Riordan is also an accomplished editor and translator: his anthologies include The Finest Music: Early Irish Lyrics (2014); A Quark for Mister Mark: 101 Poems about Science (2000); Wild Reckoning (2004), an anthology of ecological poems edited with John Burnside; and Dark Matter (2008), edited with astronomer Jocelyn Bell Burnell. He has translated the work of Maltese poet Immanuel Mifsud as Confidential Reports (2005), and in the same year he released a collection for children entitled The Moon Has Written You a Poem, adapted from the Portuguese of Jose Letria. He was Poetry Editor of Poetry London from 2005 to 2009 and became Editor of Poetry Review in 2013.
He has taught creative writing extensively, both at Goldsmiths College and Imperial College, and he is currently Professor of Poetry at Sheffield Hallam University. He also teaches for the Arvon Foundation and The Faber Academy.
Michael Glover remarked of Riordan’s first collection that his “is a quiet, insinuating voice, with a measured delivery, that never strains after its effects.” Although his best-known poems are often of some length, there remains something downbeat, amused, even laconic, about Riordan’s style of narration, while at the same time his work reliably extends the imaginative journey of a thought a greater distance, into stranger and further territories, than a reader might expect. Riordan is influenced by a sustained engagement with scientific thinking, but his forays into other eras and spaces are countered by a strong sense of place: the rural Ireland of his childhood, and the energy and contingency of contemporary London. Perhaps it is the poems’ deep preoccupation with time – its mercurial patterning, unpredictable slowings and bewildering accelerations – that leads them to embrace the rhetorical logic of scientific explanation, finding there, if not consolation, then a meaningful context for the losses and disappearances that sustain their stories.

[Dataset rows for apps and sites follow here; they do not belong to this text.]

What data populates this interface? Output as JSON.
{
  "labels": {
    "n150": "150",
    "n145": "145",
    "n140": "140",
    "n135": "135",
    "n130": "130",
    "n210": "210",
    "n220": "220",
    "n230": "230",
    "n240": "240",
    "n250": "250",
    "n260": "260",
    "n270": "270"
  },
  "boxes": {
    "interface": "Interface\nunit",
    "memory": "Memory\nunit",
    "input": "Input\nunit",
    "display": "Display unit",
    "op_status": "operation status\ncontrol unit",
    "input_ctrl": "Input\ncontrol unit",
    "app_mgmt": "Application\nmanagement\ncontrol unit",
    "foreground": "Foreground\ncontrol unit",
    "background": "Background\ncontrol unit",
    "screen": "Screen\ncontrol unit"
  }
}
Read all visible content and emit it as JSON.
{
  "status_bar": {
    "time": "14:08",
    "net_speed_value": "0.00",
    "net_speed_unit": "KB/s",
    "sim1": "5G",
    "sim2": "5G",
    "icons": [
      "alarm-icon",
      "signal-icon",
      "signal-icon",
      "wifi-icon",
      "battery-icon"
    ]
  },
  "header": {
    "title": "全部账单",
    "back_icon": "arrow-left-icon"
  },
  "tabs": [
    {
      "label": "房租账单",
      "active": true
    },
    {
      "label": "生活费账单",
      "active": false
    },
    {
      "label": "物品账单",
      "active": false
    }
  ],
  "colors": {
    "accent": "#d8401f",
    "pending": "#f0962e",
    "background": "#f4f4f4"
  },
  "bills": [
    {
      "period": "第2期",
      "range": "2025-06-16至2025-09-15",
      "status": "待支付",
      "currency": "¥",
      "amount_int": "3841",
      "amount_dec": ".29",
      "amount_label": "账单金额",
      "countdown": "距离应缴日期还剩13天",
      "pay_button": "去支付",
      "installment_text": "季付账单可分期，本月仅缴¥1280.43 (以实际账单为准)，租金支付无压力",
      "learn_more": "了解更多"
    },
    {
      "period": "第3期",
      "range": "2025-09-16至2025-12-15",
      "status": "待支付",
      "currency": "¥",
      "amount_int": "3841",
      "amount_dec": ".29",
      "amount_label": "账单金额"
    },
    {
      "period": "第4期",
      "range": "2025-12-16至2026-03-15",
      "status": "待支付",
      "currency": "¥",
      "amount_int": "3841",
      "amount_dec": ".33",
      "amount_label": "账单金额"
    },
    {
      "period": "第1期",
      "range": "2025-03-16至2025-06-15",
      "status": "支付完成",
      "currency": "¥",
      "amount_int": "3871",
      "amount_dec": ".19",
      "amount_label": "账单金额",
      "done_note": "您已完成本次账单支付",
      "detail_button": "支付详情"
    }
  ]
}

The two pieces hosted by the Poetry Archive, ‘Time Out’, and the final section of the long poem ‘Floods’, are directly related to our experience of time and its notional, narrative offshoots: here, the present exists alongside a past or future that shapes its moment-to-moment development. In that sense, these poems accomplish what the critic R. P. Blackmur insisted, in a quote of which John Berryman was also fond, was the primary task of poetry: to “add to the stock of available reality.”
This recording was made for The Poetry Archive on 30 November 2012 at ID Studios and was produced by John Green.